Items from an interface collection
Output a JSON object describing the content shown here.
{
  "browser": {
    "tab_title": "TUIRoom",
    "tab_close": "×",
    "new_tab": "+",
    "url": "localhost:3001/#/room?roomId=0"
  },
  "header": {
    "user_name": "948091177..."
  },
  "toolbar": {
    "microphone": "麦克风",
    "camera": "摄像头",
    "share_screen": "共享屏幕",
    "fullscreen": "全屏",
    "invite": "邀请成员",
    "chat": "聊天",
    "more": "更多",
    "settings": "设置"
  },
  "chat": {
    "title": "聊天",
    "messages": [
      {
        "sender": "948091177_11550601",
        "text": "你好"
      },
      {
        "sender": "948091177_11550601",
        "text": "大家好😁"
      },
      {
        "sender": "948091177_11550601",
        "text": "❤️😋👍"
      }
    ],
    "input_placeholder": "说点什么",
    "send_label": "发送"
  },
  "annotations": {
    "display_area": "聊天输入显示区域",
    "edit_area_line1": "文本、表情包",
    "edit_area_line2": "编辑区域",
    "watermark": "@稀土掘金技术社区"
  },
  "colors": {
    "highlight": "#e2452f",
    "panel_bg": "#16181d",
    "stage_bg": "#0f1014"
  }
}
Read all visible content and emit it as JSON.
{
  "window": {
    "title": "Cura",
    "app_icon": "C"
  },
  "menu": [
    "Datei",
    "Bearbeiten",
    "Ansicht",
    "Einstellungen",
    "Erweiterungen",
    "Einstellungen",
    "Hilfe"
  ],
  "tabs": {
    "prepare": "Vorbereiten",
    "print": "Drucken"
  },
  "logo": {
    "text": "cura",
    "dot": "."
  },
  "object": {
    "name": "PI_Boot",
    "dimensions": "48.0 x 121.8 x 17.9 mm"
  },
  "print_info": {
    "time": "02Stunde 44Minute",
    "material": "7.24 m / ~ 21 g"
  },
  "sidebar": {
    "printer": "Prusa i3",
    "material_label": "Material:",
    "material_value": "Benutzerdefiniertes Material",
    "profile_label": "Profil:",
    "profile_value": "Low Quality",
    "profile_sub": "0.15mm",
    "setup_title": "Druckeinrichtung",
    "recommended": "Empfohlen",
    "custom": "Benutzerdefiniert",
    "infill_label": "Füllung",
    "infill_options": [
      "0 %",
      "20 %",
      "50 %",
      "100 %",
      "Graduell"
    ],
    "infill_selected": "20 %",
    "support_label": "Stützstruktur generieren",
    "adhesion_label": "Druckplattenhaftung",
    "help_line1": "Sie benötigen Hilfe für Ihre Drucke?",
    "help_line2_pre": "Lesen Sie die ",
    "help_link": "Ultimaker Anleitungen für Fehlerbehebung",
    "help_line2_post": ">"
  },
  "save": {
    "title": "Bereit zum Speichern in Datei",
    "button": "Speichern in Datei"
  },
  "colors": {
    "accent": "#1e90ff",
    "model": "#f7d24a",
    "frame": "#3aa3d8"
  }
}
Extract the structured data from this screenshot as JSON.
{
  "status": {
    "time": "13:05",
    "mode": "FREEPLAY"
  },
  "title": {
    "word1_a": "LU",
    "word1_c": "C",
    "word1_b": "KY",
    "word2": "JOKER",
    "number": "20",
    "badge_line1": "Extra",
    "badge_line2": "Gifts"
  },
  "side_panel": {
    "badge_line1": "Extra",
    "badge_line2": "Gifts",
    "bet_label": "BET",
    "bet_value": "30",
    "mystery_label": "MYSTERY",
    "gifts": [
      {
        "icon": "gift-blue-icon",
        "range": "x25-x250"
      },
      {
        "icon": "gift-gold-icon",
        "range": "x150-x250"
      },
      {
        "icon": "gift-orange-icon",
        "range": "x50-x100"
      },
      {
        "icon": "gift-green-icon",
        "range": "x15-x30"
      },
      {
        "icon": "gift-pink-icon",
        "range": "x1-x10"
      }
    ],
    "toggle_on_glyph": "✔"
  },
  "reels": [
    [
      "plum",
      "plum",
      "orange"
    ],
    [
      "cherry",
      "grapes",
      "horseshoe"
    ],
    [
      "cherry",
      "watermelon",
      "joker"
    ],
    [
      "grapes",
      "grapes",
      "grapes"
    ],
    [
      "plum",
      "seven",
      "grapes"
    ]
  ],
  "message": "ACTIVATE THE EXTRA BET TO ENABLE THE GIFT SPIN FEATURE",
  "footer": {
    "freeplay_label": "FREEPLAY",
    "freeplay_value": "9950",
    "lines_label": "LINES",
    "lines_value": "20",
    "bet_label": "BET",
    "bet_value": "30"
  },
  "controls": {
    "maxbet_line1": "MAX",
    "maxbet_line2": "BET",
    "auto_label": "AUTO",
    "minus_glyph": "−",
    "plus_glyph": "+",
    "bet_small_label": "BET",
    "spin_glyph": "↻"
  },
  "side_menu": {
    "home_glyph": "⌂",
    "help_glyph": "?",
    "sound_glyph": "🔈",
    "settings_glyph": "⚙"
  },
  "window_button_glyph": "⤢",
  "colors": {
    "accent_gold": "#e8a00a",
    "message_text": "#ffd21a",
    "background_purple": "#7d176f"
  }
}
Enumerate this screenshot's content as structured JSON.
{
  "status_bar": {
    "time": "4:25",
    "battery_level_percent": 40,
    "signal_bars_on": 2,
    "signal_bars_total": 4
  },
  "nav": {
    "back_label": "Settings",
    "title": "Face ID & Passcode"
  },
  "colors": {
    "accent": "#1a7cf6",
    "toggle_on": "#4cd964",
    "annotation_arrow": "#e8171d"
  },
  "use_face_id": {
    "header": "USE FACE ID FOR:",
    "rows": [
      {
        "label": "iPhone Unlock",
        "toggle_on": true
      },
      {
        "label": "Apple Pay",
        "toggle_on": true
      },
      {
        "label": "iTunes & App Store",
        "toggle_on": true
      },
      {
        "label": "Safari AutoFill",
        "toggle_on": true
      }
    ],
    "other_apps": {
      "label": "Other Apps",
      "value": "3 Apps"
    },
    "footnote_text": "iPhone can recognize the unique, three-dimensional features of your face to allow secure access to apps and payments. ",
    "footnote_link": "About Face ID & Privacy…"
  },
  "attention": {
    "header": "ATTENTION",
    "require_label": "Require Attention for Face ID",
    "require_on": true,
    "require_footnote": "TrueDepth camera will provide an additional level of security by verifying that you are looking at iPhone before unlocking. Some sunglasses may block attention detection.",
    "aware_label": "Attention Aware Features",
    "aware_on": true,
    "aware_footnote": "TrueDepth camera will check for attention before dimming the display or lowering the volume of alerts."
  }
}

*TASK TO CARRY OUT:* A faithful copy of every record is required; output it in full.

*ANSWER SECTION:*
Output a JSON object describing the content shown here.
{
  "browser": {
    "tab_title": "TUIRoom",
    "tab_close": "×",
    "new_tab": "+",
    "url": "localhost:3001/#/room?roomId=0"
  },
  "header": {
    "user_name": "948091177..."
  },
  "toolbar": {
    "microphone": "麦克风",
    "camera": "摄像头",
    "share_screen": "共享屏幕",
    "fullscreen": "全屏",
    "invite": "邀请成员",
    "chat": "聊天",
    "more": "更多",
    "settings": "设置"
  },
  "chat": {
    "title": "聊天",
    "messages": [
      {
        "sender": "948091177_11550601",
        "text": "你好"
      },
      {
        "sender": "948091177_11550601",
        "text": "大家好😁"
      },
      {
        "sender": "948091177_11550601",
        "text": "❤️😋👍"
      }
    ],
    "input_placeholder": "说点什么",
    "send_label": "发送"
  },
  "annotations": {
    "display_area": "聊天输入显示区域",
    "edit_area_line1": "文本、表情包",
    "edit_area_line2": "编辑区域",
    "watermark": "@稀土掘金技术社区"
  },
  "colors": {
    "highlight": "#e2452f",
    "panel_bg": "#16181d",
    "stage_bg": "#0f1014"
  }
}
Read all visible content and emit it as JSON.
{
  "window": {
    "title": "Cura",
    "app_icon": "C"
  },
  "menu": [
    "Datei",
    "Bearbeiten",
    "Ansicht",
    "Einstellungen",
    "Erweiterungen",
    "Einstellungen",
    "Hilfe"
  ],
  "tabs": {
    "prepare": "Vorbereiten",
    "print": "Drucken"
  },
  "logo": {
    "text": "cura",
    "dot": "."
  },
  "object": {
    "name": "PI_Boot",
    "dimensions": "48.0 x 121.8 x 17.9 mm"
  },
  "print_info": {
    "time": "02Stunde 44Minute",
    "material": "7.24 m / ~ 21 g"
  },
  "sidebar": {
    "printer": "Prusa i3",
    "material_label": "Material:",
    "material_value": "Benutzerdefiniertes Material",
    "profile_label": "Profil:",
    "profile_value": "Low Quality",
    "profile_sub": "0.15mm",
    "setup_title": "Druckeinrichtung",
    "recommended": "Empfohlen",
    "custom": "Benutzerdefiniert",
    "infill_label": "Füllung",
    "infill_options": [
      "0 %",
      "20 %",
      "50 %",
      "100 %",
      "Graduell"
    ],
    "infill_selected": "20 %",
    "support_label": "Stützstruktur generieren",
    "adhesion_label": "Druckplattenhaftung",
    "help_line1": "Sie benötigen Hilfe für Ihre Drucke?",
    "help_line2_pre": "Lesen Sie die ",
    "help_link": "Ultimaker Anleitungen für Fehlerbehebung",
    "help_line2_post": ">"
  },
  "save": {
    "title": "Bereit zum Speichern in Datei",
    "button": "Speichern in Datei"
  },
  "colors": {
    "accent": "#1e90ff",
    "model": "#f7d24a",
    "frame": "#3aa3d8"
  }
}
Extract the structured data from this screenshot as JSON.
{
  "status": {
    "time": "13:05",
    "mode": "FREEPLAY"
  },
  "title": {
    "word1_a": "LU",
    "word1_c": "C",
    "word1_b": "KY",
    "word2": "JOKER",
    "number": "20",
    "badge_line1": "Extra",
    "badge_line2": "Gifts"
  },
  "side_panel": {
    "badge_line1": "Extra",
    "badge_line2": "Gifts",
    "bet_label": "BET",
    "bet_value": "30",
    "mystery_label": "MYSTERY",
    "gifts": [
      {
        "icon": "gift-blue-icon",
        "range": "x25-x250"
      },
      {
        "icon": "gift-gold-icon",
        "range": "x150-x250"
      },
      {
        "icon": "gift-orange-icon",
        "range": "x50-x100"
      },
      {
        "icon": "gift-green-icon",
        "range": "x15-x30"
      },
      {
        "icon": "gift-pink-icon",
        "range": "x1-x10"
      }
    ],
    "toggle_on_glyph": "✔"
  },
  "reels": [
    [
      "plum",
      "plum",
      "orange"
    ],
    [
      "cherry",
      "grapes",
      "horseshoe"
    ],
    [
      "cherry",
      "watermelon",
      "joker"
    ],
    [
      "grapes",
      "grapes",
      "grapes"
    ],
    [
      "plum",
      "seven",
      "grapes"
    ]
  ],
  "message": "ACTIVATE THE EXTRA BET TO ENABLE THE GIFT SPIN FEATURE",
  "footer": {
    "freeplay_label": "FREEPLAY",
    "freeplay_value": "9950",
    "lines_label": "LINES",
    "lines_value": "20",
    "bet_label": "BET",
    "bet_value": "30"
  },
  "controls": {
    "maxbet_line1": "MAX",
    "maxbet_line2": "BET",
    "auto_label": "AUTO",
    "minus_glyph": "−",
    "plus_glyph": "+",
    "bet_small_label": "BET",
    "spin_glyph": "↻"
  },
  "side_menu": {
    "home_glyph": "⌂",
    "help_glyph": "?",
    "sound_glyph": "🔈",
    "settings_glyph": "⚙"
  },
  "window_button_glyph": "⤢",
  "colors": {
    "accent_gold": "#e8a00a",
    "message_text": "#ffd21a",
    "background_purple": "#7d176f"
  }
}
Enumerate this screenshot's content as structured JSON.
{
  "status_bar": {
    "time": "4:25",
    "battery_level_percent": 40,
    "signal_bars_on": 2,
    "signal_bars_total": 4
  },
  "nav": {
    "back_label": "Settings",
    "title": "Face ID & Passcode"
  },
  "colors": {
    "accent": "#1a7cf6",
    "toggle_on": "#4cd964",
    "annotation_arrow": "#e8171d"
  },
  "use_face_id": {
    "header": "USE FACE ID FOR:",
    "rows": [
      {
        "label": "iPhone Unlock",
        "toggle_on": true
      },
      {
        "label": "Apple Pay",
        "toggle_on": true
      },
      {
        "label": "iTunes & App Store",
        "toggle_on": true
      },
      {
        "label": "Safari AutoFill",
        "toggle_on": true
      }
    ],
    "other_apps": {
      "label": "Other Apps",
      "value": "3 Apps"
    },
    "footnote_text": "iPhone can recognize the unique, three-dimensional features of your face to allow secure access to apps and payments. ",
    "footnote_link": "About Face ID & Privacy…"
  },
  "attention": {
    "header": "ATTENTION",
    "require_label": "Require Attention for Face ID",
    "require_on": true,
    "require_footnote": "TrueDepth camera will provide an additional level of security by verifying that you are looking at iPhone before unlocking. Some sunglasses may block attention detection.",
    "aware_label": "Attention Aware Features",
    "aware_on": true,
    "aware_footnote": "TrueDepth camera will check for attention before dimming the display or lowering the volume of alerts."
  }
}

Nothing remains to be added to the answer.